Limit system condensate generation and removal through efficient desuperheater design
As certain processes and steam turbines demand the use of higher pressure and higher temperature boilers, superheated steam may be too hot for equipment with structural temperature limitations. Therefore reversing that process becomes just as important because there will always be cases where superheated steam is too hot and too dry especially in power and process applications. For example in process plants that produce their own power by utilizing a steam driven turbine, they also use steam within their production process directly or indirectly within heat exchangers to heat various gases. The superheated steam required by the process needs to be desuperheated so that other processes and associated downstream piping and equipment are not damaged.
Effective desuperheater design
Most all desuperheaters work on the same principle of operation; cooling water is brought into contact with the superheated steam so that it evaporates and ultimately cools the steam to a temperature closer to the saturation point. While a desuperheater is capable of cooling down to the system saturation temperature, typically they are designed to produce outlet steam temperature 5 – 10 °F above that point. This design effectively limits the amount of condensate that is created and must be removed. The amount of residual superheat left in the output steam needs to be determined by process requirements.
Steam flow turndown
A common error with desuperheater design that can affect initial system cost and have performance consequences is to specify more flow turndown capability than is required. While designing a system to meet future anticipated plant growth is insightful, a desuperheater should operate between 10% and 100% of its maximum flow rate to be efficient. An oversized desuperheater design can generate much more water droplet fallout due to inadequate flashing and mixing of the cooling water. The extra water fallout can collect in the bottom of the pipe with the condensate. The desired temperature and residual superheat is therefore not maintained.
Residual superheat is the amount of remaining superheat in the output steam at the desuperheater outlet. Generally process system requirements fall into one of three categories:
No residual superheated steam, saturated steam from the desuperheater is acceptable. This is the easiest system to design for and the least expensive
Critical control of the amount of residual superheat is not required. A range of temperatures above saturation is acceptable
Residual superheat must be controlled very accurately.
By paying close attention to specific design components such as using an electronic temperature controller, correctly sized valves, correct pipe sizing and orientation, etc., 3-5° F of superheat above saturation is required to meet downstream equipment needs
Use the correct componentsThe desuperheater itself is only one component within a correctly designed system. It is common to have ten or more individual components in the system that all work together! So it is easy to see why systems engineering and understanding how the system components interact are paramount to efficient performance. An inlet steam control valve with pressure controller, cooling water control valve and temperature controller, temperature sensing element, piping, and desuperheater are all commonly used components within a desuperheating station which must work together.
A typical mistake that is made in component selection is the under sizing or oversizing of control valves.

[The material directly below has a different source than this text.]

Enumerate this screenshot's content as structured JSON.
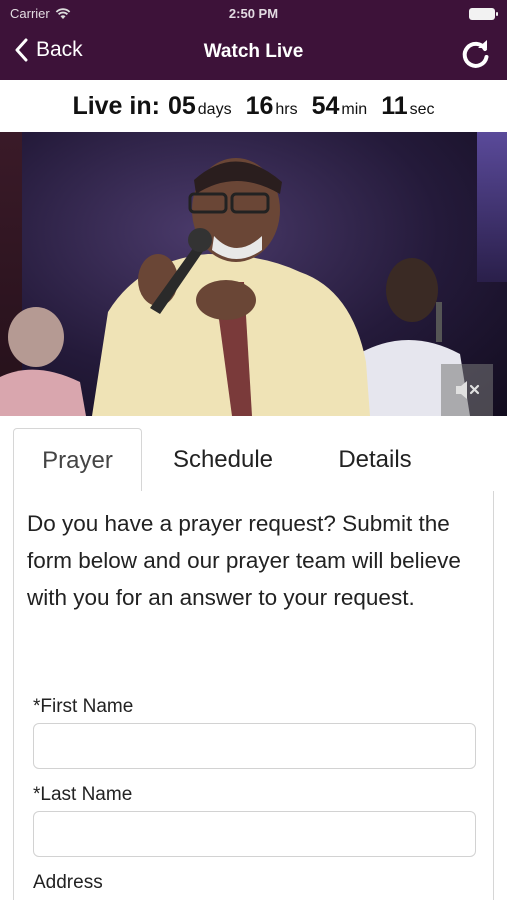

For example, if a desuperheating station is designed for a 30:1 steam flow turndown, its associated steam control valve must be sized to closely match this flow. If a control valve with a 20:1 turndown is used, it will not allow the system to work properly. Steam temperatures may never be reached as well.
Attention to system design
Correctly sizing the downstream steam line piping will insure adequate low-pressure steam velocity and water evaporation. Superheated steam has a recommended velocity of 100 feet per second to 300 feet per second within a steam distribution system. Because steam is considered a compressible fluid, capacity depends on pipe size and steam pressure and there will always be an associated steam pressure drop for a given size diameter and length of piping. When sizing and selecting steam piping remember to choose the pipe size according to the additional steam flow as a result of added superheat otherwise there will be capacity restraints.
Additional design considerations include spray nozzle cooling water characteristics such as water source, quality, pressure, temperature, and exposure time. The cooling water should come from the boiler feed water (BFW) taken from the pressure side of the boiler feedwater pump. It should be demineralized and deionized so return condensate is an acceptable source also. (Municipal water may be too hard). Water pressure must be equal to or greater than system steam pressure but that amount will vary based upon the type of desuperheater selected. The temperature of the cooling water determines how long it will take for the water to reach its saturation temperature before flashing, how long the droplets remain suspended in the steam, probability of droplet fallout before flashing, and the amount of turndown. Ideally, water temperatures should be as close as possible to the vaporization point so the higher the better. This improves enthalpy transfer efficiency and the generation of the least amount of additional condensate loading to the distribution system.
Online desuperheater sizing software is now available from various manufacturers to aid in designing desuperheating systems. Consulting a steam system specialist is always recommended before specifying and ordering a desuperheater no matter what technology is used. Like an improperly sized steam control valve or steam trap, the wrong desuperheater will either not allow superheated steam to reach the optimal residual superheat temperature or add water to the condensate system. A good desuperheater system design limits those risks and will ultimately save on improved energy costs gained through efficiency.
Content provided by Spirax Sarco, originally published in Steam News. Edited by Anisa Samarxhiu, Digital Project Manager, CFE Media, email@example.com